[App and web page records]

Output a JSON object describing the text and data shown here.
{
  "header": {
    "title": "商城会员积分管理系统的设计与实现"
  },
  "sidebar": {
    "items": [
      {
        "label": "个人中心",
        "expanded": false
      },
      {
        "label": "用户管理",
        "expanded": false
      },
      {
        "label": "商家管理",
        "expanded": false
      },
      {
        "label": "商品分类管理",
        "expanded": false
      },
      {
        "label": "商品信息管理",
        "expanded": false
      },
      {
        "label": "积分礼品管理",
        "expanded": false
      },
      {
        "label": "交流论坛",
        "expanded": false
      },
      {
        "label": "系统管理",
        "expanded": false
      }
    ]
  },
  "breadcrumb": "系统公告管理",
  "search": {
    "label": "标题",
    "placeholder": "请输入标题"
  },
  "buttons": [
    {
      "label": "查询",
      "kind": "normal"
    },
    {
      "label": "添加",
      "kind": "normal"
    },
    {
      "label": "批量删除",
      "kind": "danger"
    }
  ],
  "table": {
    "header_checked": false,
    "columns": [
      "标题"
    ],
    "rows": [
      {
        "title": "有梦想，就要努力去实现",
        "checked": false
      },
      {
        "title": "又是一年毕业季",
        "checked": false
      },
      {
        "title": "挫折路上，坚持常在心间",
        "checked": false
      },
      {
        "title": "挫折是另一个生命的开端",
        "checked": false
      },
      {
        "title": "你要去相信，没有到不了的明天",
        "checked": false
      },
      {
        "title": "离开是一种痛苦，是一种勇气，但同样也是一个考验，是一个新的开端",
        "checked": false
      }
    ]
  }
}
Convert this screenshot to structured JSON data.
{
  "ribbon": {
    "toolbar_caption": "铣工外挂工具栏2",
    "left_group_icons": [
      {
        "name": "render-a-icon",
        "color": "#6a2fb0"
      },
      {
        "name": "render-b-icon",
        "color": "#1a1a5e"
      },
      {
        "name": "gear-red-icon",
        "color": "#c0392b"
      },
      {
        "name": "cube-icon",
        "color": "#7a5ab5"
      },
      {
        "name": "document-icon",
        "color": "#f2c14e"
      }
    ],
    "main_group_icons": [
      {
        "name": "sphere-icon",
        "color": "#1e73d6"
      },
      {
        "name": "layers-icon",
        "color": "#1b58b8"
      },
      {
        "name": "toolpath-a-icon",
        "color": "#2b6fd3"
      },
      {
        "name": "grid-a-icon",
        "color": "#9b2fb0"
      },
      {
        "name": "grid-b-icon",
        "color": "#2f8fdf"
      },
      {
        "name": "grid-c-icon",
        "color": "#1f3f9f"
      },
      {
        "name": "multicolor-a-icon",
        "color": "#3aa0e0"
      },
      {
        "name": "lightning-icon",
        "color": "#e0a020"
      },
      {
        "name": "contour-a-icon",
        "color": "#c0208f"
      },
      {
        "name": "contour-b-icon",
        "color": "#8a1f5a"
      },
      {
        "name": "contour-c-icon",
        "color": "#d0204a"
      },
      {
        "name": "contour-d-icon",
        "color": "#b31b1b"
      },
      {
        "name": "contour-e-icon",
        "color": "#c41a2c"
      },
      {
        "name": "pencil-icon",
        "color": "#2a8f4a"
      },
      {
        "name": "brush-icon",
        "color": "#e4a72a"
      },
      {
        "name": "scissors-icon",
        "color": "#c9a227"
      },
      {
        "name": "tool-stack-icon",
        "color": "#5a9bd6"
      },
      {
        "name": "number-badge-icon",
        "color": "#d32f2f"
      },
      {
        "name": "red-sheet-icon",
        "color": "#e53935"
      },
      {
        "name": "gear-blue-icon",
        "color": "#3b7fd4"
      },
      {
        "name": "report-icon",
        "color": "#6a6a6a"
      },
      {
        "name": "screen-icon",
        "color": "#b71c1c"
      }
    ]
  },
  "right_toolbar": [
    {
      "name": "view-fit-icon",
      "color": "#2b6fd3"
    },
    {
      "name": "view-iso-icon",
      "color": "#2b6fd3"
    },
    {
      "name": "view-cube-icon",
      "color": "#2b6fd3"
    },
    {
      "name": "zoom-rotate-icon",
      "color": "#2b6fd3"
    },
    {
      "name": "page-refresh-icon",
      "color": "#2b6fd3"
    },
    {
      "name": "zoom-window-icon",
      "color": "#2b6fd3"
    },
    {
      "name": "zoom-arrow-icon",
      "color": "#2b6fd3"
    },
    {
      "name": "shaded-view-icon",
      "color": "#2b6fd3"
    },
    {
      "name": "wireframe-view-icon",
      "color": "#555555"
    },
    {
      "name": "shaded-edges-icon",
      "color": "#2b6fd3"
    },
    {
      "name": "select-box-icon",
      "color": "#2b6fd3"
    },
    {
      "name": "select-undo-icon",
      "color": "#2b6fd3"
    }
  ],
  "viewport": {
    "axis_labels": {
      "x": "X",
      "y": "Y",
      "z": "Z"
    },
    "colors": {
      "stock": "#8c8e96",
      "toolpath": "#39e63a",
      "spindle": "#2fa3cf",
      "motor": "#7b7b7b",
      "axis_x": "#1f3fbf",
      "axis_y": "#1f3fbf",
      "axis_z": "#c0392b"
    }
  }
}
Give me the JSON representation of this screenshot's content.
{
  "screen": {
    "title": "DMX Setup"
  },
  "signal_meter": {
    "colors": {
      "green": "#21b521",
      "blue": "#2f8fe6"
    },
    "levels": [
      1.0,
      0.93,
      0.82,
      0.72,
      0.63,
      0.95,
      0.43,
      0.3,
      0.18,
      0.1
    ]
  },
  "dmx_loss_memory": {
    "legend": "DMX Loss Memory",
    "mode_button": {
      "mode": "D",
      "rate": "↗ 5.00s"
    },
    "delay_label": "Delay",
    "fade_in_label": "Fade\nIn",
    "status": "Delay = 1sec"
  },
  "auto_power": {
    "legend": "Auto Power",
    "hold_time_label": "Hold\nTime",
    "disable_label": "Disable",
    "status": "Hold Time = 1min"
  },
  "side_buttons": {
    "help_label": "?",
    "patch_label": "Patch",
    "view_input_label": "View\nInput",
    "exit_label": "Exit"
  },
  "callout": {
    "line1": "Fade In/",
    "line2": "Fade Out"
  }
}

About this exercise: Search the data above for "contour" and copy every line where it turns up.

Your response:
        "name": "contour-a-icon",
        "name": "contour-b-icon",
        "name": "contour-c-icon",
        "name": "contour-d-icon",
        "name": "contour-e-icon",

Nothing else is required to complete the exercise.